REQUIRED ACTION: Without skipping anything, write out each record below exactly.

☆ ☆ ☆

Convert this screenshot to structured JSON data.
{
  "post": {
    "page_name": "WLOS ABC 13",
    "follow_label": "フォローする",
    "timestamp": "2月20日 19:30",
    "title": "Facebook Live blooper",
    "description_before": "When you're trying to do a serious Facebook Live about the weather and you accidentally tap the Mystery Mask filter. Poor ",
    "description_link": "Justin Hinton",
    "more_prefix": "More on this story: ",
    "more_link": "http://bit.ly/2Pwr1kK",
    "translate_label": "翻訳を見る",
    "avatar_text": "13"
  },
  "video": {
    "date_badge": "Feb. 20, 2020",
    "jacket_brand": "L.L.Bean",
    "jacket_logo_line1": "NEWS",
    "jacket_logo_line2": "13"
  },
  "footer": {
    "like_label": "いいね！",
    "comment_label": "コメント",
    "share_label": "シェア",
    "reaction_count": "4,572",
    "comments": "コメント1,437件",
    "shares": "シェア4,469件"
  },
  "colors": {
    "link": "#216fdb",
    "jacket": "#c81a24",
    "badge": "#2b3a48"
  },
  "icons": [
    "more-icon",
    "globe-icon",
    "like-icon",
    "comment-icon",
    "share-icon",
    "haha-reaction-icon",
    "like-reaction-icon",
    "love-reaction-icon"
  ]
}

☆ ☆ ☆

EXERCISE RESULT:
Convert this screenshot to structured JSON data.
{
  "post": {
    "page_name": "WLOS ABC 13",
    "follow_label": "フォローする",
    "timestamp": "2月20日 19:30",
    "title": "Facebook Live blooper",
    "description_before": "When you're trying to do a serious Facebook Live about the weather and you accidentally tap the Mystery Mask filter. Poor ",
    "description_link": "Justin Hinton",
    "more_prefix": "More on this story: ",
    "more_link": "http://bit.ly/2Pwr1kK",
    "translate_label": "翻訳を見る",
    "avatar_text": "13"
  },
  "video": {
    "date_badge": "Feb. 20, 2020",
    "jacket_brand": "L.L.Bean",
    "jacket_logo_line1": "NEWS",
    "jacket_logo_line2": "13"
  },
  "footer": {
    "like_label": "いいね！",
    "comment_label": "コメント",
    "share_label": "シェア",
    "reaction_count": "4,572",
    "comments": "コメント1,437件",
    "shares": "シェア4,469件"
  },
  "colors": {
    "link": "#216fdb",
    "jacket": "#c81a24",
    "badge": "#2b3a48"
  },
  "icons": [
    "more-icon",
    "globe-icon",
    "like-icon",
    "comment-icon",
    "share-icon",
    "haha-reaction-icon",
    "like-reaction-icon",
    "love-reaction-icon"
  ]
}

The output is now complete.